You could say I have been unlucky but as far as I am concerned I have been lucky as no funds were taken but it still leaves a bad taste in your mouth, my only hope is what goes around comes around.

Have just been the victim of fraud via Paypal – two banks involved. First Direct refunded me as soon as I called them but Nationwide required me to request a Visa Dispute procedure which could take between 1 – 10 working days to be assessed before refunding me. Not particularly impressed with this as I am £966 out of pocket thanks to some lowlife buying two Sony Xperias. Nationwide’s excuse is that they don’t have to comply with the Payment Services Directive (as advised by the very helpful and obliging lady at First Direct) as they are a “Building Society”! and that my first port of call should be with Paypal (had already done this!)
In addition to this, neither First Direct nor Nationwide called me to ask whether the transactions were genuine despite the fact that I have rarely, if ever, spent those sort of amounts of money from either of the accounts despite being with them both for many many years.

I had it done twice with clydesdale then recently but they are not willing to gave me my money back this time.

stephanie ackroyd says:
30 July 2017

Ive had my bank account hacked while i was away on holiday yet the bank didnt get in contact with with unusal activity !! It wasnt until i came home 2 weeks later that i realised i had no money in my account & i had to get intouch with my bank

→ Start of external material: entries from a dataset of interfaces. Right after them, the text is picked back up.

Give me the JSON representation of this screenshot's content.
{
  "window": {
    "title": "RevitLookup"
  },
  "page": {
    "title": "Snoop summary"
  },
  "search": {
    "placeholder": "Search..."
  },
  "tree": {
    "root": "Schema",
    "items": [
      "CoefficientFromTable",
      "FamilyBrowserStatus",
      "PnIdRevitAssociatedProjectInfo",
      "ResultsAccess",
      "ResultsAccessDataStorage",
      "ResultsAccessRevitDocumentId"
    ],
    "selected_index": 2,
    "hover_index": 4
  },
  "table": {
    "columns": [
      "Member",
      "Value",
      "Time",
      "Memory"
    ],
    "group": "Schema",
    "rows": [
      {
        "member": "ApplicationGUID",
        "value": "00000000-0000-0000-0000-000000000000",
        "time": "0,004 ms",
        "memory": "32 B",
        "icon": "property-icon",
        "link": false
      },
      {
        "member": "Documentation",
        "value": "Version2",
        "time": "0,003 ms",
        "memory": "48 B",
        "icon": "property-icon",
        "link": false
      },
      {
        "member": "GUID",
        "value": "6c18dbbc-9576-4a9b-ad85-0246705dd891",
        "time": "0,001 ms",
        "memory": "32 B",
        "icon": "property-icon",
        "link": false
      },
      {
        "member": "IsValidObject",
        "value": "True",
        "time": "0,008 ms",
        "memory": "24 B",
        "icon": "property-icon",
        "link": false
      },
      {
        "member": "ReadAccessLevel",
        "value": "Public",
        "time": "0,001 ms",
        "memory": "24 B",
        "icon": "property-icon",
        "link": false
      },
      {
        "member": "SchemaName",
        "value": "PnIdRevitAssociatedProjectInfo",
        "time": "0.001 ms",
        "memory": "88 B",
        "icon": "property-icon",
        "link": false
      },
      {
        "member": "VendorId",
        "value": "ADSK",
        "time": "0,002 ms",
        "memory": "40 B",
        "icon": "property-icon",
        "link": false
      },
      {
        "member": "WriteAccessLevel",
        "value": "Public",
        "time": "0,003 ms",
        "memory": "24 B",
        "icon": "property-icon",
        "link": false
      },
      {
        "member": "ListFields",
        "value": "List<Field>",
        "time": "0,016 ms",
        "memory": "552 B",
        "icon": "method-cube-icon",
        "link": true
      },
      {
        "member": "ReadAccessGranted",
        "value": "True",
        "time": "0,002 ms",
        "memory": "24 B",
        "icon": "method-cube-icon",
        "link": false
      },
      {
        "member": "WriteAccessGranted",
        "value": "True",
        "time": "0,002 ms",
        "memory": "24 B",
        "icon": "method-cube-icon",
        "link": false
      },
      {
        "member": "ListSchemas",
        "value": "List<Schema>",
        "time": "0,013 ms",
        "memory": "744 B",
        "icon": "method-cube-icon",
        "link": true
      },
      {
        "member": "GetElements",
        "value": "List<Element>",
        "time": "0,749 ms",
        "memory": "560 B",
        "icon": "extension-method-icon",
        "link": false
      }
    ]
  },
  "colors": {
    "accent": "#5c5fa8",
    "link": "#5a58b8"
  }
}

I once bought something legitimate from a European company. I was surprised that a couple of hours later I got a phone call from my card suppliers asking if I’d actually made the purchase. They didn’t ask about the legitimacy of the company, just whether or not I’d actually made the payment. Seemed fair enough to me. I was impressed.